Aim of the task: All lines in the material below that hold "English" should be found and copied.

▬▬▬▬▬▬▬▬▬▬

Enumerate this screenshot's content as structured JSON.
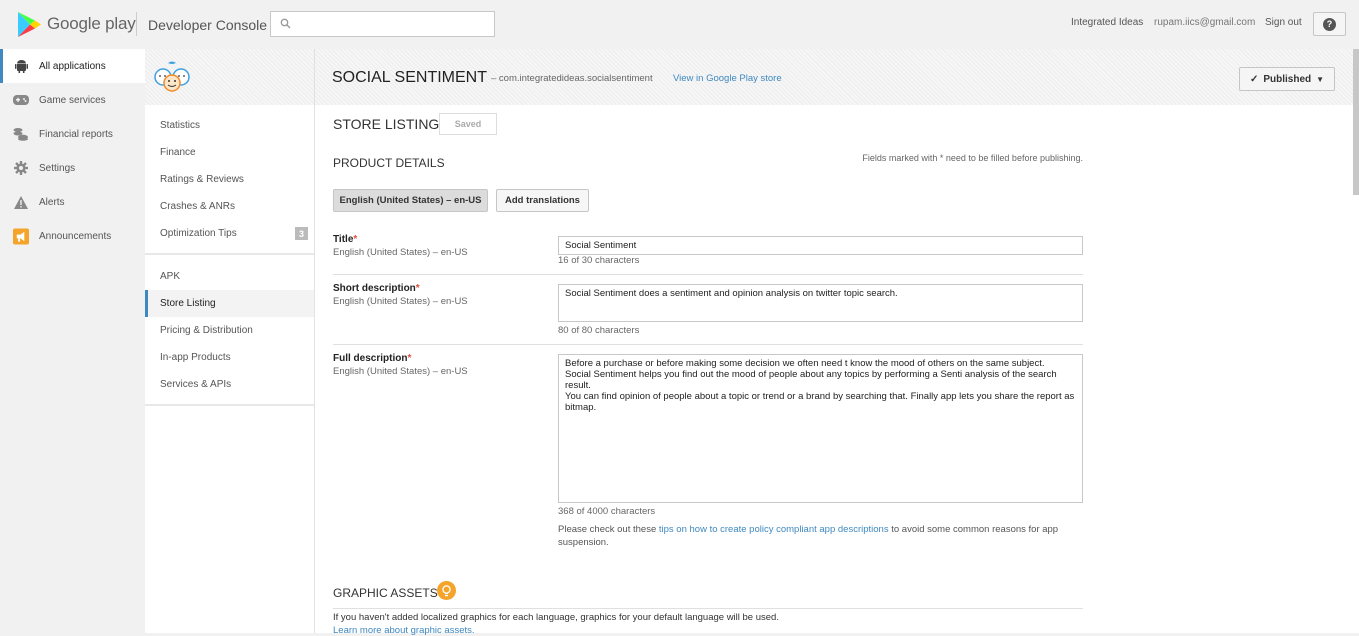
{
  "header": {
    "brand": "Google play",
    "console": "Developer Console",
    "search_placeholder": "",
    "account_name": "Integrated Ideas",
    "email": "rupam.iics@gmail.com",
    "sign_out": "Sign out",
    "help": "?"
  },
  "leftnav": {
    "items": [
      {
        "label": "All applications",
        "icon": "android-icon"
      },
      {
        "label": "Game services",
        "icon": "gamepad-icon"
      },
      {
        "label": "Financial reports",
        "icon": "coins-icon"
      },
      {
        "label": "Settings",
        "icon": "gear-icon"
      },
      {
        "label": "Alerts",
        "icon": "warning-icon"
      },
      {
        "label": "Announcements",
        "icon": "megaphone-icon"
      }
    ]
  },
  "app": {
    "title": "SOCIAL SENTIMENT",
    "package": "– com.integratedideas.socialsentiment",
    "view_link": "View in Google Play store",
    "status": "Published"
  },
  "subnav": {
    "group1": [
      {
        "label": "Statistics"
      },
      {
        "label": "Finance"
      },
      {
        "label": "Ratings & Reviews"
      },
      {
        "label": "Crashes & ANRs"
      },
      {
        "label": "Optimization Tips",
        "badge": "3"
      }
    ],
    "group2": [
      {
        "label": "APK"
      },
      {
        "label": "Store Listing"
      },
      {
        "label": "Pricing & Distribution"
      },
      {
        "label": "In-app Products"
      },
      {
        "label": "Services & APIs"
      }
    ]
  },
  "main": {
    "store_listing": "STORE LISTING",
    "saved": "Saved",
    "product_details": "PRODUCT DETAILS",
    "required_note": "Fields marked with * need to be filled before publishing.",
    "lang_selected": "English (United States) – en-US",
    "add_translations": "Add translations",
    "title_label": "Title",
    "title_sub": "English (United States) – en-US",
    "title_value": "Social Sentiment",
    "title_count": "16 of 30 characters",
    "short_label": "Short description",
    "short_sub": "English (United States) – en-US",
    "short_value": "Social Sentiment does a sentiment and opinion analysis on  twitter topic search.",
    "short_count": "80 of 80 characters",
    "full_label": "Full description",
    "full_sub": "English (United States) – en-US",
    "full_value_1": "Before a purchase or before making some decision we often need t know the mood of others on the same subject.",
    "full_value_2": "Social Sentiment helps you find out the mood of people about any topics by performing a Senti analysis of the search result.",
    "full_value_3": "You can find opinion of people about a topic or trend or a brand by searching that. Finally app lets you share the report as bitmap.",
    "full_count": "368 of 4000 characters",
    "policy_pre": "Please check out these ",
    "policy_link": "tips on how to create policy compliant app descriptions",
    "policy_post": " to avoid some common reasons for app suspension.",
    "graphic_assets": "GRAPHIC ASSETS",
    "graphic_note": "If you haven't added localized graphics for each language, graphics for your default language will be used.",
    "graphic_link": "Learn more about graphic assets."
  }
}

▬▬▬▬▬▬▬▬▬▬

Task result:
    "lang_selected": "English (United States) – en-US",
    "title_sub": "English (United States) – en-US",
    "short_sub": "English (United States) – en-US",
    "full_sub": "English (United States) – en-US",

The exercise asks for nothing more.